BookEater

Edited by lambvet

Share this post


Link to post
Share on other sites

Posted

I have just been prescribed wellbutrin....I have tried celexa, effexor, and prozac; the side effects were horrendous. However, I am bulimic and purge several times a week; if not several times a day. I am nervous about starting wellbutrin after reading this thread. I am gathering my eating disorder could cause wb to give me seizures????

BookEater

hey bookeater- i know it's been a while- but i was wondering if you ever did begin taking wellbutrin. and if so- how is it working out? are you on anyother meds?

i'm an inactive (currently) bulimic, on zoloft, (of course depressed as well) and am investigating how effective wellbutrin is for bulimia- or ocd-ish relationships with food- considering adding it to my regime- because i am still compulsive with food.

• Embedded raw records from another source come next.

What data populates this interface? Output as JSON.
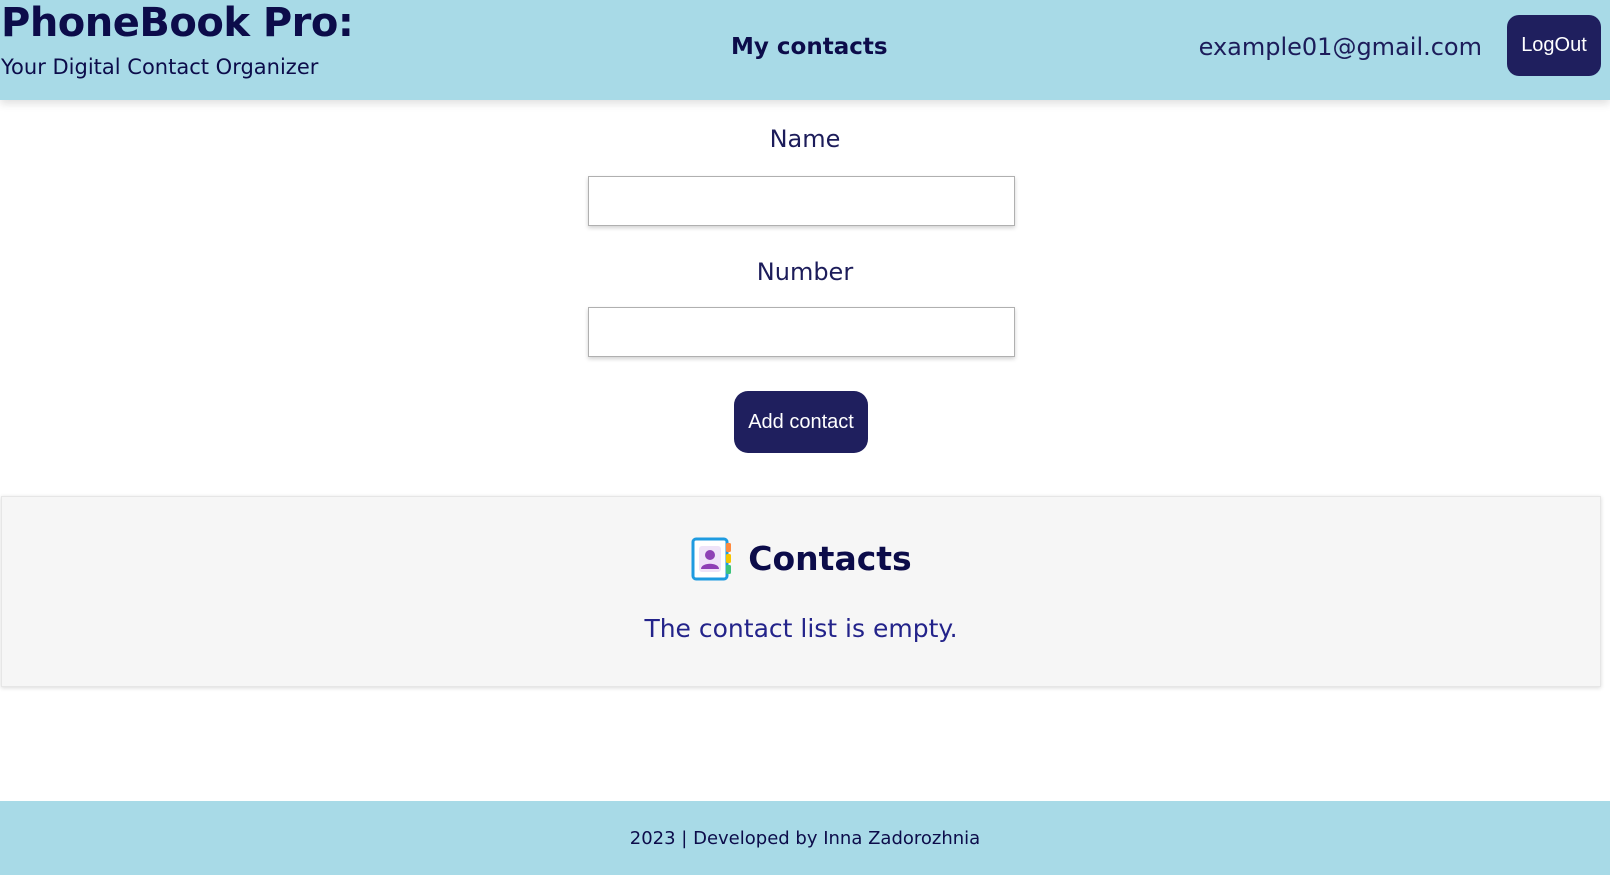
{
  "header": {
    "title": "PhoneBook Pro:",
    "subtitle": "Your Digital Contact Organizer",
    "nav_link": "My contacts",
    "user_email": "example01@gmail.com",
    "logout_label": "LogOut"
  },
  "form": {
    "name_label": "Name",
    "name_value": "",
    "number_label": "Number",
    "number_value": "",
    "submit_label": "Add contact"
  },
  "contacts": {
    "title": "Contacts",
    "icon": "address-book-icon",
    "empty_message": "The contact list is empty."
  },
  "footer": {
    "text": "2023 | Developed by Inna Zadorozhnia"
  },
  "colors": {
    "header_bg": "#a8dae7",
    "primary_button": "#1f1f5e",
    "text_dark": "#0c0c4a",
    "panel_bg": "#f6f6f6"
  }
}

thanks.

mei

Share this post


Link to post
Share on other sites

Posted

You should not take Wellbutrin if you have an eating disorder. Both fasting and purging lower the seizure threshold. Please keep your doctor informed of any ED issues.

Share this post


Link to post
Share on other sites

Posted

yea- i should've added that from my understanding- the sr and xl forms have a similar seizure threshold to other ad's but yet retains the stigma of it's ir form- i could be completely misinformed- but at the same time- i don't think the discussion should end there. my dr is well informed of my ed issues- but i'm looking for some more nuanced feedback. your concern is warranted. but i'm also an inactive bulimic- as in have the history but not the current behavior- so is the seizure threshold relevant when the triggering behavior is not present? and isn't (according to the warning) the threat particular to dosing above something like 300 or 450/day? thanks for the fast reply.

m

Share this post


Link to post
Share on other sites

Posted

Hi mei,

I don't think there would be immediate concern if you don't have an ED currently. You're right that the big seizure scare was based on the IR form. I don't really know all the nuances about WB and EDs. My psychopharmacologist asked me about EDs when she prescribed WB for me. She said that purging throws off your electrolyte balance and can lead to a seizure if you take WB (possibly other ADs, too...I'm not sure). The makers of WB state that you should not take it if you have an ED, and I assume they mean currently. Having the history is just a red flag that the behavior could start up again, especially since WB tends to decrease the appetite and cause weight loss more than gain.

Share this post


Link to post
Share on other sites

Posted

Hello all...

My pdoc did not want me to take WB after I told him I currently purge. If I wasn't actively purging, I think he would let me take it. I asked him what specifically about EDs causes the seizure threshold to lower as I'm naturally curious. He said the electrolyte imbalance was the cause. WB is known and marketed towards treating compulsions so Mei, I would talk to your doctor. I also would be interested if it helps with food-compulsions...that info could come in useful down the road....

I'm currently taking Effexor XR...it's been 2 weeks now. I can't say it is doing much yet but making me feel weird. I will give it some more time and see.

BookEater

Share this post


Link to post
Share on other sites

Posted

thanks you guys! great to come home and find your thoughts. that whole electrolyte thing makes interesting sense. vomiting specifically rids the body of potassium- interestingly through urine (not that you guys asked or anything). one would so instinctively think it was through gastric fluid or something- but apparently when the body is short on Hcl acid (because of its loss into the toilet), it rids itsself of potassium to somehow reestablish it's acid-base balance. so clever, but inconvenient!!

nighty-

m

Share this post


Link to post
Share on other sites

Create an account or sign in to comment

You need to be a member in order to leave a comment

Create an account

Sign up for a new account in our community. It's easy!


Register a new account

Sign in

Already have an account? Sign in here.


Sign In Now
Sign in to follow this  
Followers 0